March, Luke. “Left and right populism compared: The British case.” The British Journal of Politics and International Relations 19, no. 2 (2017): 282-303.


This article represents one of the few systematic comparisons of left-wing populism with other populisms. Focussing on the manifestos of six British parties in 1999–2015, the findings confirm that left-wing populists are more socio-economically focussed, more inclusionary but less populist than right-wing populists. The article makes four main substantive contributions. First, empirically, it shows that the much-touted populist Zeitgeist in the United Kingdom barely exists. Second, methodologically, it provides a nuanced disaggregated populism scale that has advantages over existing methods because it can effectively distinguish populist from non-populist parties and analyse degrees of populism. Third, theoretically, it shows that host ideology is more important than populism per se in explaining differences between left and right populisms. Fourth is a broader theoretical point: what is often called ‘thin’ or ‘mainstream’ populism’ is not populism but demoticism (closeness to ordinary people). Therefore, analysts should not label parties ‘populist’ just because their rhetoric is demotic.

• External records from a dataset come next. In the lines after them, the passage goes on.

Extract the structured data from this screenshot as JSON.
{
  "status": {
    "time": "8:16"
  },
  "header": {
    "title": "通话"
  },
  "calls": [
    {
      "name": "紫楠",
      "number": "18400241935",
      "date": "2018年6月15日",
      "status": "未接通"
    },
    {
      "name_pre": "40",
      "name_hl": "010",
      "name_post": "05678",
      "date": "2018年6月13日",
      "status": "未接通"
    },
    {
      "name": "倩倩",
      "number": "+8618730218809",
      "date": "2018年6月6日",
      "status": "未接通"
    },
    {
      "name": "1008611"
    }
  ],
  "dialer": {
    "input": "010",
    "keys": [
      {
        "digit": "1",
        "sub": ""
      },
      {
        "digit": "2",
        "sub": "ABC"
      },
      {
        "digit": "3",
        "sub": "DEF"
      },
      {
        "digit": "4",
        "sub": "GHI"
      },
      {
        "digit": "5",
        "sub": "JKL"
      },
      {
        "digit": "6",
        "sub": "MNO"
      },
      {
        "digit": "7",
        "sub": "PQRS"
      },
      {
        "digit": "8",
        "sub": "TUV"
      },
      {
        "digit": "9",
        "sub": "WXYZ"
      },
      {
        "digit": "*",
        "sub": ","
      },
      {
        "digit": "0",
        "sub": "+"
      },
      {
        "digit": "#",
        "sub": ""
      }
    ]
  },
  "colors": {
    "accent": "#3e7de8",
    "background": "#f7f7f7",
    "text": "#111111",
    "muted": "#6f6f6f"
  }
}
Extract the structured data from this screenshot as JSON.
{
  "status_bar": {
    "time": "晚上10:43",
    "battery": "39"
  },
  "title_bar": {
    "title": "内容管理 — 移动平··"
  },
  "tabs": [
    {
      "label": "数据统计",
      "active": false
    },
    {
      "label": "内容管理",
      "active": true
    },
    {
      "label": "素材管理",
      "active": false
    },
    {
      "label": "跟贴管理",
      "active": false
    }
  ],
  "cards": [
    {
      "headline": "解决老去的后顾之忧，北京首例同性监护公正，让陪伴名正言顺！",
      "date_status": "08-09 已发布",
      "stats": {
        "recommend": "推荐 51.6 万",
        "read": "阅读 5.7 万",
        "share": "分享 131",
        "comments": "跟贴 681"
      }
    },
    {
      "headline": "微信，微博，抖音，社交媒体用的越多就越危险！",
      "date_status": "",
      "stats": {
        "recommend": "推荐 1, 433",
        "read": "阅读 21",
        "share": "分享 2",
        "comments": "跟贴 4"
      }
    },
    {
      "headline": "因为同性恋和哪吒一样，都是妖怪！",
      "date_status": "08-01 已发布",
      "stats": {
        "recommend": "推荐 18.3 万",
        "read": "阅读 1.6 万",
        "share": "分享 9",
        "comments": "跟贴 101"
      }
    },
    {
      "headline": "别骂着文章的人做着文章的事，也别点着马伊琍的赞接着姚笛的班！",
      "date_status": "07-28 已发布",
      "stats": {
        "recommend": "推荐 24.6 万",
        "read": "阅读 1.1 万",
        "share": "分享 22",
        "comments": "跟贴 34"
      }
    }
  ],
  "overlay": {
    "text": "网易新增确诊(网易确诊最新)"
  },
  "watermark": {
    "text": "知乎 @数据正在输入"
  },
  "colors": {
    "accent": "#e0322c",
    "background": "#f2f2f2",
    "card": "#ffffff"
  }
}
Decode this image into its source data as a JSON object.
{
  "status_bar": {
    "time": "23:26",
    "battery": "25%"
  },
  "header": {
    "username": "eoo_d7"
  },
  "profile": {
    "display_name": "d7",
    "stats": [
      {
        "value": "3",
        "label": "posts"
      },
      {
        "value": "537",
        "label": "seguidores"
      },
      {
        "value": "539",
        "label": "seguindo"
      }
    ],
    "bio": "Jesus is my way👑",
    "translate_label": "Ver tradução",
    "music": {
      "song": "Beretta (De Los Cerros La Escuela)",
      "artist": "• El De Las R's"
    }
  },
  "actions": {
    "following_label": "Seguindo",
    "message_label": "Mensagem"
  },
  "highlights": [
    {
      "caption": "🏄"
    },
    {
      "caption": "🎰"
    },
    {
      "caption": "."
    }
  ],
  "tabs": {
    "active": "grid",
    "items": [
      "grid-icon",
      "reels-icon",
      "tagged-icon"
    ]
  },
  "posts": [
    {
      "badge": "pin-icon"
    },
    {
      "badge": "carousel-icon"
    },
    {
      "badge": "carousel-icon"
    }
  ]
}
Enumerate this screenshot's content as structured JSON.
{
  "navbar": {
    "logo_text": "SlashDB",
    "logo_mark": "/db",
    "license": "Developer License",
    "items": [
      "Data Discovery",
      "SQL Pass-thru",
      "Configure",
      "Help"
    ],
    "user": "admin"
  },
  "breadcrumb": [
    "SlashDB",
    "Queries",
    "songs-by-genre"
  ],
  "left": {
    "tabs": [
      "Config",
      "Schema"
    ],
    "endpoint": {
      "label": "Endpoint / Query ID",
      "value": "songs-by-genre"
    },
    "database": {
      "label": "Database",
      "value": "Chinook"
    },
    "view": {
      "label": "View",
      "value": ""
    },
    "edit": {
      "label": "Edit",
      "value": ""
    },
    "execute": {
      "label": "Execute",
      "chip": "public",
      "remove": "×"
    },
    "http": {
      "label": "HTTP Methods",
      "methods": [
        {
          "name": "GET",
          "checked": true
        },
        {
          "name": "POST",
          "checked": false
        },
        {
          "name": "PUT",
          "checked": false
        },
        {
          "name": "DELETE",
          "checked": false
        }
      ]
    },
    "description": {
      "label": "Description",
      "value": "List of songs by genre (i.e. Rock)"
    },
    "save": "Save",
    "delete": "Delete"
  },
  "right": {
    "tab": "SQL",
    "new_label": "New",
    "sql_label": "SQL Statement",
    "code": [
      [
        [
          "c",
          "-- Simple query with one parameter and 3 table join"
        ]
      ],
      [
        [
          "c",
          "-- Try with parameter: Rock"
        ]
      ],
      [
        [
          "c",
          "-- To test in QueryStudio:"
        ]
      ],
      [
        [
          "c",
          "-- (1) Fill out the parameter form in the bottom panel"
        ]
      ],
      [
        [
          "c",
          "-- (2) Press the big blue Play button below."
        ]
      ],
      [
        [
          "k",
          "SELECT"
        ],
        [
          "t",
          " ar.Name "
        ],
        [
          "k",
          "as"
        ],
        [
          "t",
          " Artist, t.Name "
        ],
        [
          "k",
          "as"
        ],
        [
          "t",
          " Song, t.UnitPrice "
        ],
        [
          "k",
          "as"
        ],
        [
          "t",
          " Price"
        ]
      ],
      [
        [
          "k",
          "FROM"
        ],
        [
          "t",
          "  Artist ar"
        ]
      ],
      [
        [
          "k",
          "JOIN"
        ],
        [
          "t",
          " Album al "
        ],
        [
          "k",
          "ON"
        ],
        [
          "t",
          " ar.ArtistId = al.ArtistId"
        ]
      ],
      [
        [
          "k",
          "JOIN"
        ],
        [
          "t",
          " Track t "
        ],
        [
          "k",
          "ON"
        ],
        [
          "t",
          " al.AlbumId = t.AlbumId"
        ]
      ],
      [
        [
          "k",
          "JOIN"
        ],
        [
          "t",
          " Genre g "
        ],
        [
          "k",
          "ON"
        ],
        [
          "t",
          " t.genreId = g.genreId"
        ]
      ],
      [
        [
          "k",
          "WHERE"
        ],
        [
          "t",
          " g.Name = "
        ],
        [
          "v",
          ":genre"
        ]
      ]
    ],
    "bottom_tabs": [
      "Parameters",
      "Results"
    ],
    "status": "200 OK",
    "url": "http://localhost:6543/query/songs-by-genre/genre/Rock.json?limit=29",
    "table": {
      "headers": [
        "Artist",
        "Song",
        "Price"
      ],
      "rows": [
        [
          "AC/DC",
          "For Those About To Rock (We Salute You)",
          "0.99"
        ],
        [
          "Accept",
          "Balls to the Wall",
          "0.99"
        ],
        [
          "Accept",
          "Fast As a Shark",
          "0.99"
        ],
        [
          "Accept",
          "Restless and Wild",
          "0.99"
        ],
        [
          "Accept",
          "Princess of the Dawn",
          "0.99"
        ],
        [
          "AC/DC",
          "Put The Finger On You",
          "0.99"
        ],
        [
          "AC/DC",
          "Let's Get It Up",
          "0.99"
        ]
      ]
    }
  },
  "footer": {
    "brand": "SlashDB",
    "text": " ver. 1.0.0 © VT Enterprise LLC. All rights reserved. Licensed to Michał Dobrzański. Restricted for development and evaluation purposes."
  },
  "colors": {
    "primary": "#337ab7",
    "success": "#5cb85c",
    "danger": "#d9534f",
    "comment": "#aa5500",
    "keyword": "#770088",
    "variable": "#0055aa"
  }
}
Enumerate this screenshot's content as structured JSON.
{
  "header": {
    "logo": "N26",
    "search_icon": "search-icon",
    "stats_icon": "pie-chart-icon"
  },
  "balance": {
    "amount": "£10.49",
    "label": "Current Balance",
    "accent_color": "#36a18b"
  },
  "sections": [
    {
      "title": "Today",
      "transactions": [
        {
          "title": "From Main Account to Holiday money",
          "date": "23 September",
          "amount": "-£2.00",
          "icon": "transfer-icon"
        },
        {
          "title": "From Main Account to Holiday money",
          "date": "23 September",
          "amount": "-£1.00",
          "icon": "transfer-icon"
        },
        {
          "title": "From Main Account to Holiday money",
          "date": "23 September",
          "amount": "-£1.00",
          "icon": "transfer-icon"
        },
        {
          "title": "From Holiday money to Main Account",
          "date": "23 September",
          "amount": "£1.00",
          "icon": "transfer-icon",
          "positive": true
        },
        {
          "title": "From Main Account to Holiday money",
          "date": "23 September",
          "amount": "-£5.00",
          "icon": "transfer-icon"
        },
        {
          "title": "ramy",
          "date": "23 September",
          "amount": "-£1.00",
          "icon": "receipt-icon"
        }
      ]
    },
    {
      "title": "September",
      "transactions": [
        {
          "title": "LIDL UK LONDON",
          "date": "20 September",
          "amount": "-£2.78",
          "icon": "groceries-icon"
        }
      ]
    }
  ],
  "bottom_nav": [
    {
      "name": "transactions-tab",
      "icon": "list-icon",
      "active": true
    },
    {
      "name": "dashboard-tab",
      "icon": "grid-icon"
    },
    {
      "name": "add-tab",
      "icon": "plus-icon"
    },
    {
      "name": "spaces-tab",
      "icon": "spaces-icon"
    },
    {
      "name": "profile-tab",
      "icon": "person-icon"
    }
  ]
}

The Illiberalism Studies Program studies the different faces of illiberal politics and thought in today’s world, taking into account the diversity of their cultural context, their intellectual genealogy, the sociology of their popular support, and their implications on the international scene.